Skip to main content

My sister has lost her ability to communicate . Our mother still thirves. My sister has adult children, who is her next of kin?

Sacramento, CA |

There is no power of attorney with the children or our mother. My sister is unable to write to or speak due to her condition. Her children are not making good health care choices for her due to lack of knowledge. Our mother and myself however have a medical background and could make better decisions. My sister is aware and her mind is good she can answer questions and can use an augmentive speech device now. she wants us to explore different options for he care but her children are not supportive and use the next of kin reasoning. Is there anything we as her mother and sibling can do?

Attorney Answers 3

  1. Best answer

    Look into filing a guardianship proceeding.
    Schedule a meeting with local guardianship attorney.

    The answer given does not imply that an attorney-client relationship has been established and your best course of action is to have legal representation in this matter.

  2. I changed your practice area to Conservatorship. You should immediately have a consultation with an attorney who does conservatorships. A conservatorship is where you are looking to control an adult. A guardianship is asserting control over a minor child. Good luck!
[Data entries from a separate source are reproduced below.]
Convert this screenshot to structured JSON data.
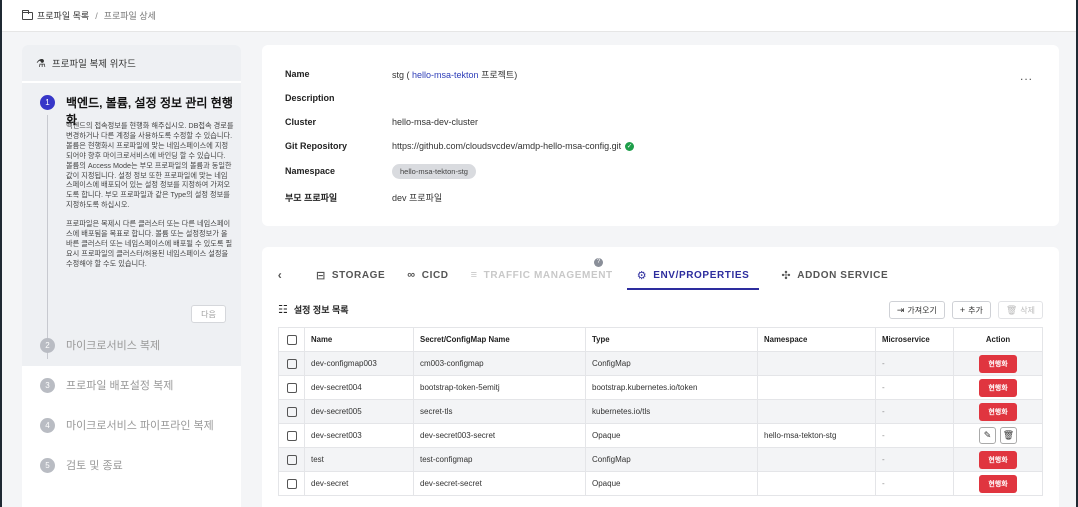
{
  "breadcrumb": {
    "root": "프로파일 목록",
    "separator": "/",
    "current": "프로파일 상세"
  },
  "wizard": {
    "header": "프로파일 복제 위자드",
    "active_step": {
      "number": "1",
      "title": "백엔드, 볼륨, 설정 정보 관리 현행화",
      "desc1": "백엔드의 접속정보를 현행화 해주십시오. DB접속 경로를 변경하거나 다른 계정을 사용하도록 수정할 수 있습니다. 볼륨은 현행화시 프로파일에 맞는 네임스페이스에 지정되어야 향후 마이크로서비스에 바인딩 할 수 있습니다. 볼륨의 Access Mode는 부모 프로파일의 볼륨과 동일한 값이 지정됩니다. 설정 정보 또한 프로파일에 맞는 네임스페이스에 배포되어 있는 설정 정보를 지정하여 가져오도록 합니다. 부모 프로파일과 같은 Type의 설정 정보를 지정하도록 하십시오.",
      "desc2": "프로파일은 복제시 다른 클러스터 또는 다른 네임스페이스에 배포됨을 목표로 합니다. 볼륨 또는 설정정보가 올바른 클러스터 또는 네임스페이스에 배포될 수 있도록 필요시 프로파일의 클러스터/허용된 네임스페이스 설정을 수정해야 할 수도 있습니다.",
      "next": "다음"
    },
    "steps": [
      {
        "number": "2",
        "label": "마이크로서비스 복제"
      },
      {
        "number": "3",
        "label": "프로파일 배포설정 복제"
      },
      {
        "number": "4",
        "label": "마이크로서비스 파이프라인 복제"
      },
      {
        "number": "5",
        "label": "검토 및 종료"
      }
    ]
  },
  "info": {
    "name_label": "Name",
    "name_prefix": "stg (",
    "name_project": "hello-msa-tekton",
    "name_suffix": "프로젝트)",
    "description_label": "Description",
    "cluster_label": "Cluster",
    "cluster": "hello-msa-dev-cluster",
    "git_label": "Git Repository",
    "git": "https://github.com/cloudsvcdev/amdp-hello-msa-config.git",
    "namespace_label": "Namespace",
    "namespace": "hello-msa-tekton-stg",
    "parent_label": "부모 프로파일",
    "parent": "dev 프로파일",
    "more": "..."
  },
  "tabs": [
    {
      "label": "STORAGE",
      "icon": "hard-drive-icon"
    },
    {
      "label": "CICD",
      "icon": "infinity-icon"
    },
    {
      "label": "TRAFFIC MANAGEMENT",
      "icon": "traffic-icon"
    },
    {
      "label": "ENV/PROPERTIES",
      "icon": "gear-icon"
    },
    {
      "label": "ADDON SERVICE",
      "icon": "puzzle-icon"
    }
  ],
  "tab_prev": "‹",
  "tab_help": "?",
  "list": {
    "title": "설정 정보 목록",
    "import": "가져오기",
    "add": "추가",
    "delete": "삭제"
  },
  "table": {
    "headers": [
      "Name",
      "Secret/ConfigMap Name",
      "Type",
      "Namespace",
      "Microservice",
      "Action"
    ],
    "rows": [
      {
        "name": "dev-configmap003",
        "secret": "cm003-configmap",
        "type": "ConfigMap",
        "namespace": "",
        "micro": "-",
        "action": "현행화"
      },
      {
        "name": "dev-secret004",
        "secret": "bootstrap-token-5emitj",
        "type": "bootstrap.kubernetes.io/token",
        "namespace": "",
        "micro": "-",
        "action": "현행화"
      },
      {
        "name": "dev-secret005",
        "secret": "secret-tls",
        "type": "kubernetes.io/tls",
        "namespace": "",
        "micro": "-",
        "action": "현행화"
      },
      {
        "name": "dev-secret003",
        "secret": "dev-secret003-secret",
        "type": "Opaque",
        "namespace": "hello-msa-tekton-stg",
        "micro": "-",
        "action": ""
      },
      {
        "name": "test",
        "secret": "test-configmap",
        "type": "ConfigMap",
        "namespace": "",
        "micro": "-",
        "action": "현행화"
      },
      {
        "name": "dev-secret",
        "secret": "dev-secret-secret",
        "type": "Opaque",
        "namespace": "",
        "micro": "-",
        "action": "현행화"
      }
    ]
  }
}
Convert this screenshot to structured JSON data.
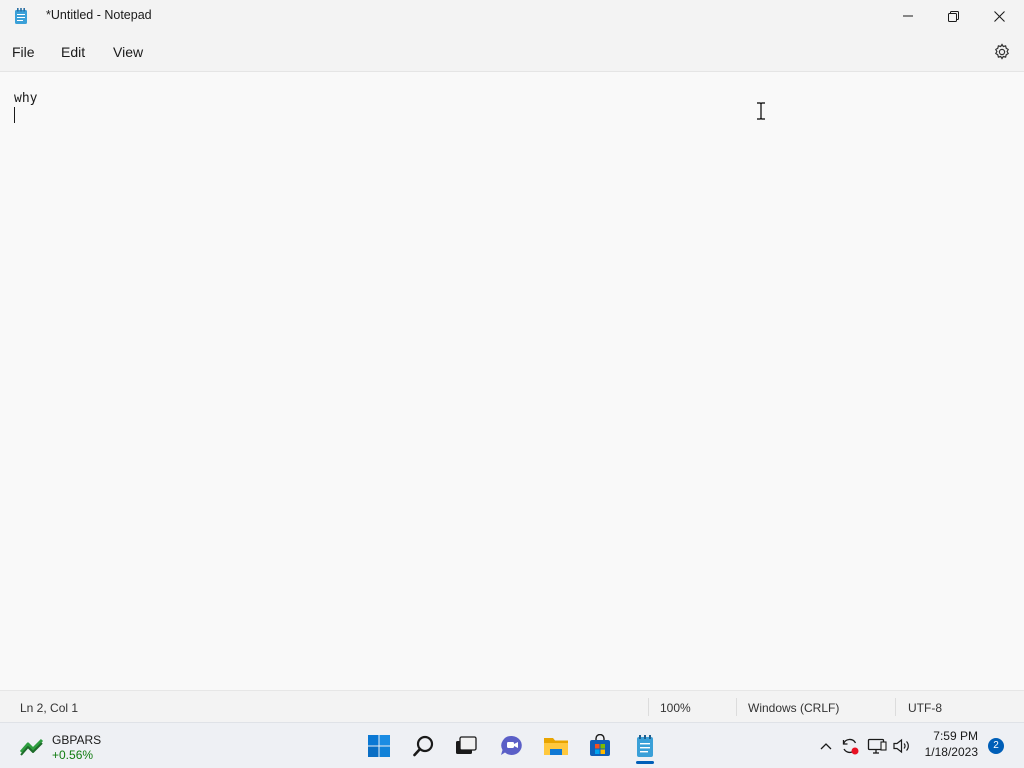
{
  "window": {
    "title": "*Untitled - Notepad",
    "buttons": {
      "minimize": "minimize",
      "maximize": "restore",
      "close": "close"
    }
  },
  "menu": {
    "file": "File",
    "edit": "Edit",
    "view": "View"
  },
  "editor": {
    "content": "why"
  },
  "status": {
    "position": "Ln 2, Col 1",
    "zoom": "100%",
    "line_ending": "Windows (CRLF)",
    "encoding": "UTF-8"
  },
  "taskbar": {
    "widget": {
      "name": "GBPARS",
      "change": "+0.56%"
    },
    "apps": [
      "start-icon",
      "search-icon",
      "task-view-icon",
      "chat-icon",
      "file-explorer-icon",
      "store-icon",
      "notepad-icon"
    ],
    "clock": {
      "time": "7:59 PM",
      "date": "1/18/2023"
    },
    "notifications": "2"
  },
  "colors": {
    "accent": "#005fb8",
    "positive": "#107c10"
  }
}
  3. I disagree with the other two attorney answers. Conservatorship/guardianship is not appropriate where an individual can understand important issues and make decisions for herself. If you sister is aware and not significantly cognitively impaired (i.e. has capacity), your sister has the unequivocal right to make her own decisions and have them govern her care. If your sister has capacity, she also can appoint you and/or your mom or others to be surrogate decision makers through financial power of attorney and advance directive for health care. For instance, if your sister does quality POA and AD for HC appointing you, then you rather than the children would manage finances and care unless and until your sister objects. If your sister lacks capacity, then guardianship/conservatorship would be appropriate. An elder law attorney possibly with medical consult can advise on capacity. Bottom Line, you should consult a local elder law attorney ASAP. Lawrence Friedman, Bridgewater, NJ. Certified as an Elder Law Attorney by the ABA approved National Elder Law Foundation, former Chair NJ State Bar Association Elder and Disabilities Law Section, Member Board of Consultors of NJSBA Real Property, Trusts & Estates Law Section, Vice Chair Special Needs Law Section of National Academy of Elder Law Attorneys, and Master of Laws (L.L.M.) in Taxation from N.Y.U. School of Law.

Child custody topics

Top tips from attorneys

What others are asking

Can't find what you're looking for?

Post a free question on our public forum.

Ask a Question

- or -

Search for lawyers by reviews and ratings.

Find a Lawyer

Browse all legal topics